EXERCISE OBJECTIVE>
Go through the entries below and collect each line with the string "this" in it.

-.-.-

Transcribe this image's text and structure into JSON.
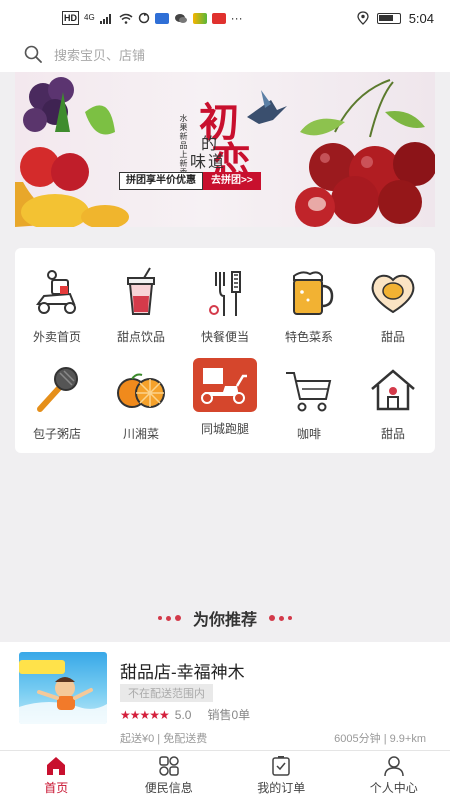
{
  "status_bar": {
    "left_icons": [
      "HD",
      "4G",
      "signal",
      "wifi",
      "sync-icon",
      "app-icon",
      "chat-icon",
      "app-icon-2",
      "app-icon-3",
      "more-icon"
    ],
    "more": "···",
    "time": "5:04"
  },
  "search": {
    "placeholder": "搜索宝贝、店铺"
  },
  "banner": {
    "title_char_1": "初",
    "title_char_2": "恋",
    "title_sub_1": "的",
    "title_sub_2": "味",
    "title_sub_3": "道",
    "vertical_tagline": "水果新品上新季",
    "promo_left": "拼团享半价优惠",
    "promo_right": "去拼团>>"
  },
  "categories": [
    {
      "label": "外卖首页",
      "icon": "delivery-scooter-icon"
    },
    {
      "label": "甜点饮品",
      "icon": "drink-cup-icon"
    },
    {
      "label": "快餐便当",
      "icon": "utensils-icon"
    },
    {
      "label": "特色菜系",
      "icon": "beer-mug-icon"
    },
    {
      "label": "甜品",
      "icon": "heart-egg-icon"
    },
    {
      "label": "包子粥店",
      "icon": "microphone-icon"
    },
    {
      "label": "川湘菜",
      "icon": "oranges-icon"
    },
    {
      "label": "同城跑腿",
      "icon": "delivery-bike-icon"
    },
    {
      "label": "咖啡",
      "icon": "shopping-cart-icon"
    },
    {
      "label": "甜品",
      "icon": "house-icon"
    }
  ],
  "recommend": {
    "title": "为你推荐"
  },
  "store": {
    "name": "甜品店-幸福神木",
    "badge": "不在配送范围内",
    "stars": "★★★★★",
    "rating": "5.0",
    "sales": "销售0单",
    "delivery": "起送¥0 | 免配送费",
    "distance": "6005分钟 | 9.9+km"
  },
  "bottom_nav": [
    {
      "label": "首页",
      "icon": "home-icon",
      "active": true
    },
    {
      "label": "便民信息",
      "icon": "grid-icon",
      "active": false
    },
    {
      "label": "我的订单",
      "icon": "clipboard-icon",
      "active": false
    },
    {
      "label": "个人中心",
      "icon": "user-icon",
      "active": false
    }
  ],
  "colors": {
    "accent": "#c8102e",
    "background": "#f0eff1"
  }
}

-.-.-

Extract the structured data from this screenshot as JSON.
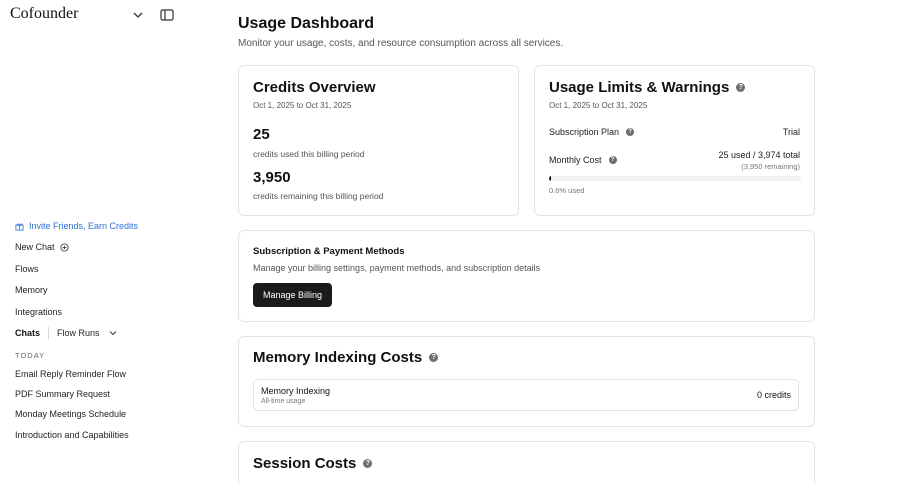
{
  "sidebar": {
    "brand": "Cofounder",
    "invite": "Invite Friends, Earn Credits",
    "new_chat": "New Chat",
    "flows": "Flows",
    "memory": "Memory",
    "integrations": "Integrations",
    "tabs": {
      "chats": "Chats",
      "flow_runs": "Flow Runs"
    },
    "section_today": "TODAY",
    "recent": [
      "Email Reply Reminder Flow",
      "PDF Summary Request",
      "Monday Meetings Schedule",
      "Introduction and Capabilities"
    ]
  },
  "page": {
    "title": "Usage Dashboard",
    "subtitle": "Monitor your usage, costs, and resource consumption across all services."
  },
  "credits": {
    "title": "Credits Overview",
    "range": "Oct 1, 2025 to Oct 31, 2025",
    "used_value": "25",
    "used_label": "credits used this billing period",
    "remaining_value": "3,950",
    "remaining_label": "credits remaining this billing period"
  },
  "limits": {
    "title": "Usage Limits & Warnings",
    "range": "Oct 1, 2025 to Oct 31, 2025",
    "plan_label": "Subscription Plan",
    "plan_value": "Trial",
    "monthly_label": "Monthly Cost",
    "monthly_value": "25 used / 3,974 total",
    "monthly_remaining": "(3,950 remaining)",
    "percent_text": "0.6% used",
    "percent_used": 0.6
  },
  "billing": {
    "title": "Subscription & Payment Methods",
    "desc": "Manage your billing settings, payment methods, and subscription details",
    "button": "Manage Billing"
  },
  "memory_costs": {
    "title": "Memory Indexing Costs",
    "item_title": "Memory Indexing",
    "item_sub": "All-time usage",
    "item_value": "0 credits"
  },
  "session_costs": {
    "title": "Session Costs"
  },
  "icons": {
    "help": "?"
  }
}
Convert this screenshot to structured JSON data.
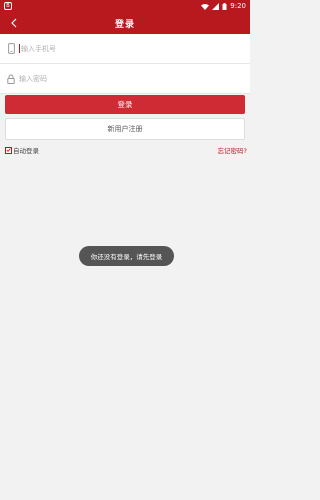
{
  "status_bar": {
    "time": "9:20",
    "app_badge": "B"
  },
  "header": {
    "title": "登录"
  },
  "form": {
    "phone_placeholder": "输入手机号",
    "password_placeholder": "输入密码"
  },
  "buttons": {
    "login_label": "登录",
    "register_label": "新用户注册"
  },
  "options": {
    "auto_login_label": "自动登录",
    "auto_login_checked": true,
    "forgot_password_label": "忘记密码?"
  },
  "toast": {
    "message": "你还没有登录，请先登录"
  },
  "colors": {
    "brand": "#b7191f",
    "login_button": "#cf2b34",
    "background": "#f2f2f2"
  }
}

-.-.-

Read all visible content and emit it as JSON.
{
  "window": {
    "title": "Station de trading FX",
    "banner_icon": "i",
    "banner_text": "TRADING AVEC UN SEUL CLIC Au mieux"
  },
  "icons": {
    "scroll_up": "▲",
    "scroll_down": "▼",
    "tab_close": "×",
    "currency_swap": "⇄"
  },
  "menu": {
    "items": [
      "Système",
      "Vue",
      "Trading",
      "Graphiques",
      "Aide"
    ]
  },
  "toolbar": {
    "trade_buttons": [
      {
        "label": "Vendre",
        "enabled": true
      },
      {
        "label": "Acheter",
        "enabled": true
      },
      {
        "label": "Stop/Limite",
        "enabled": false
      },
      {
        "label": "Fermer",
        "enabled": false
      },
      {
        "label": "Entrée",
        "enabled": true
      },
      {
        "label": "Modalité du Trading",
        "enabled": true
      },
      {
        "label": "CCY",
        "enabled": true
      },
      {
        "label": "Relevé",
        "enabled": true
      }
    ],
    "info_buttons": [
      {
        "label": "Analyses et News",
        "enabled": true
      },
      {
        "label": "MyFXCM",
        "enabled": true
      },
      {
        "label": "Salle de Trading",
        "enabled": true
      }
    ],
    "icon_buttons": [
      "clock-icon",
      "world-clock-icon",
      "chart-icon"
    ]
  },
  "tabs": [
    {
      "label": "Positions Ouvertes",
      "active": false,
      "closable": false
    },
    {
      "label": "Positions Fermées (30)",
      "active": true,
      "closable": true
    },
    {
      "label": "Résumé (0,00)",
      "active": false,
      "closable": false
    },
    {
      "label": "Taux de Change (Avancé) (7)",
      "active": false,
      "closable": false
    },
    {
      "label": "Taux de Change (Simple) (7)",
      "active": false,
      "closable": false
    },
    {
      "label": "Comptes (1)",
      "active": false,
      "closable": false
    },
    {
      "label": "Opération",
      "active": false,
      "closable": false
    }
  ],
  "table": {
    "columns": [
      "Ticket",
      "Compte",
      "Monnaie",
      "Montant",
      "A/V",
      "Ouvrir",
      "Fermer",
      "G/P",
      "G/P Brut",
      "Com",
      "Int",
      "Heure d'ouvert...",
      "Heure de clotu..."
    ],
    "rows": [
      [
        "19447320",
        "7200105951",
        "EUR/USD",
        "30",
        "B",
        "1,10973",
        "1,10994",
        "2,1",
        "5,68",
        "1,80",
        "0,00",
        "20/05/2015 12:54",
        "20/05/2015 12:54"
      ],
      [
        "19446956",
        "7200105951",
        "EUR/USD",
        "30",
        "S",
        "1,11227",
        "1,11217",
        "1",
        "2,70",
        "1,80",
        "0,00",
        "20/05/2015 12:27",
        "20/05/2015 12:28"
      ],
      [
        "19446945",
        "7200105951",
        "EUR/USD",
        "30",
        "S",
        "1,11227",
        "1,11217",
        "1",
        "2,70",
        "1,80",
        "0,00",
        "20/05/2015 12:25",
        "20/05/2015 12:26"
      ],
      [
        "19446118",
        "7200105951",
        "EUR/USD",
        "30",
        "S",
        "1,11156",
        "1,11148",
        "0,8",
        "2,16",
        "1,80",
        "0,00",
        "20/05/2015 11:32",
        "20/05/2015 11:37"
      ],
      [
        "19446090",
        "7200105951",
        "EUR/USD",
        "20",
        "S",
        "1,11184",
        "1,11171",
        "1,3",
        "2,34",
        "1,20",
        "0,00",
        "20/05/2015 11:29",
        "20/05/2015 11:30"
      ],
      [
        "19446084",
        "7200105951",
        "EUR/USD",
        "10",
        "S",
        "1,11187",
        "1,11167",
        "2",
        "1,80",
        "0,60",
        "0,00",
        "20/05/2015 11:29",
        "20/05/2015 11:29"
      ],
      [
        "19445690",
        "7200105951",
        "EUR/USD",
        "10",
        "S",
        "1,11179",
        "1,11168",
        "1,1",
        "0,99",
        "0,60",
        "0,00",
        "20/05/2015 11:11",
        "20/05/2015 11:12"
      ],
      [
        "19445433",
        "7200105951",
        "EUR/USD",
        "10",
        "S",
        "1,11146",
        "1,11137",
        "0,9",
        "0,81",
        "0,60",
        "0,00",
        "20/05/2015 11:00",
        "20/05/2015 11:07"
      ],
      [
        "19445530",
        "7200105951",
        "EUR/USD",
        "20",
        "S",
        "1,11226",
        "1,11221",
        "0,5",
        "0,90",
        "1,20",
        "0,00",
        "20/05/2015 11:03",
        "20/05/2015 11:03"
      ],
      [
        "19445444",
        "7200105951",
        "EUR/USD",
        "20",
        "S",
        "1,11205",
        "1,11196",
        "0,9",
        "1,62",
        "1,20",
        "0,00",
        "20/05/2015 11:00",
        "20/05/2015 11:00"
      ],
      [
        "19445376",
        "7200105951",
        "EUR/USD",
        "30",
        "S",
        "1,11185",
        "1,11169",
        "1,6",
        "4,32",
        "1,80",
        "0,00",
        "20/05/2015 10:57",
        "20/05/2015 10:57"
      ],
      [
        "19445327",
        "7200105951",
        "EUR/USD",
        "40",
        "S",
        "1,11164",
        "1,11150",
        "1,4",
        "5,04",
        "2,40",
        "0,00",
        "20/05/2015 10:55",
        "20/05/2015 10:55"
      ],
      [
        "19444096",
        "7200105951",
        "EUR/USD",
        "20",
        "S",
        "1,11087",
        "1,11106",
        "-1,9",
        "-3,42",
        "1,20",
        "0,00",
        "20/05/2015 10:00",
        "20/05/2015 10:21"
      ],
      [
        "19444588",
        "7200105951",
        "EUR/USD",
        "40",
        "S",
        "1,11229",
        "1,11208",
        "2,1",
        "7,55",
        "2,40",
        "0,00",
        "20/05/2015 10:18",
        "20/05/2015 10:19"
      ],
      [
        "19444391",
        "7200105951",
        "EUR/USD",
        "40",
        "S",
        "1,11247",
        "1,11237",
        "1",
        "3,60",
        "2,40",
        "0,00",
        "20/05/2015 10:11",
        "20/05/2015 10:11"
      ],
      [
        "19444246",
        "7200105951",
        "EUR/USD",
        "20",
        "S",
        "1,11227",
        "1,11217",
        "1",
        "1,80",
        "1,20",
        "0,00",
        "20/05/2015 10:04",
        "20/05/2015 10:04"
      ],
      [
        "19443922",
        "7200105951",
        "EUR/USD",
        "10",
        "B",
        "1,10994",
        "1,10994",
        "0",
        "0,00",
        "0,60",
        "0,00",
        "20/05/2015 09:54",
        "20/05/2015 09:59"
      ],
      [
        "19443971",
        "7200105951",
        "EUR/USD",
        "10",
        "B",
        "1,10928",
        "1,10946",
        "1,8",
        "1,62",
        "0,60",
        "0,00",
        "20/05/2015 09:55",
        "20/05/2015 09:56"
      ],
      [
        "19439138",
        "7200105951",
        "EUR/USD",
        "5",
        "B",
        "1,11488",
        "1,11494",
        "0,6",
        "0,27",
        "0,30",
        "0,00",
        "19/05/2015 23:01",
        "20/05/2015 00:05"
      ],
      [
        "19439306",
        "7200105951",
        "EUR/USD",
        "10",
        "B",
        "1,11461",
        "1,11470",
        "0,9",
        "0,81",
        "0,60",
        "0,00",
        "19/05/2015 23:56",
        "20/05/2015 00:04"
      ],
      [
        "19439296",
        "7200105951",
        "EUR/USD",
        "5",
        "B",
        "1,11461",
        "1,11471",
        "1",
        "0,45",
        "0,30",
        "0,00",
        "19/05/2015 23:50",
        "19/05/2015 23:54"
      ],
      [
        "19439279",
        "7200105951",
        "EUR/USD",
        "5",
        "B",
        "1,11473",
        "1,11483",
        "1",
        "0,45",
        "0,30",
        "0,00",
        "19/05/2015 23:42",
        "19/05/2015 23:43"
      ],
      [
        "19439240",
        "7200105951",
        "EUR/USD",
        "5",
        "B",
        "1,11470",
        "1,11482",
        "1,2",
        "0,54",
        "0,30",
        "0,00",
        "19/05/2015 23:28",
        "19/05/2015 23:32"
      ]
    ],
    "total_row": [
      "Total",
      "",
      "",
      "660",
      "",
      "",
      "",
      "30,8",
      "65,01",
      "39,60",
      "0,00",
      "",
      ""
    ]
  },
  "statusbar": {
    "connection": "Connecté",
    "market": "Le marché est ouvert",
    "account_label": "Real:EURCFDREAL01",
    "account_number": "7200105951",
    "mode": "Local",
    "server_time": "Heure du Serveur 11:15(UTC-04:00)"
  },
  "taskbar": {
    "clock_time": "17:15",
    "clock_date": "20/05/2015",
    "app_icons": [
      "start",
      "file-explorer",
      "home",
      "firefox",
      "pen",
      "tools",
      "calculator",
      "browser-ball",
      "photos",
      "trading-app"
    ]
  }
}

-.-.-

RESPONSE>
Transcribe this image's text and structure into JSON.
Extract the structured data from this screenshot as JSON.
    "used_label": "credits used this billing period",
    "remaining_label": "credits remaining this billing period"
Convert this screenshot to structured JSON data.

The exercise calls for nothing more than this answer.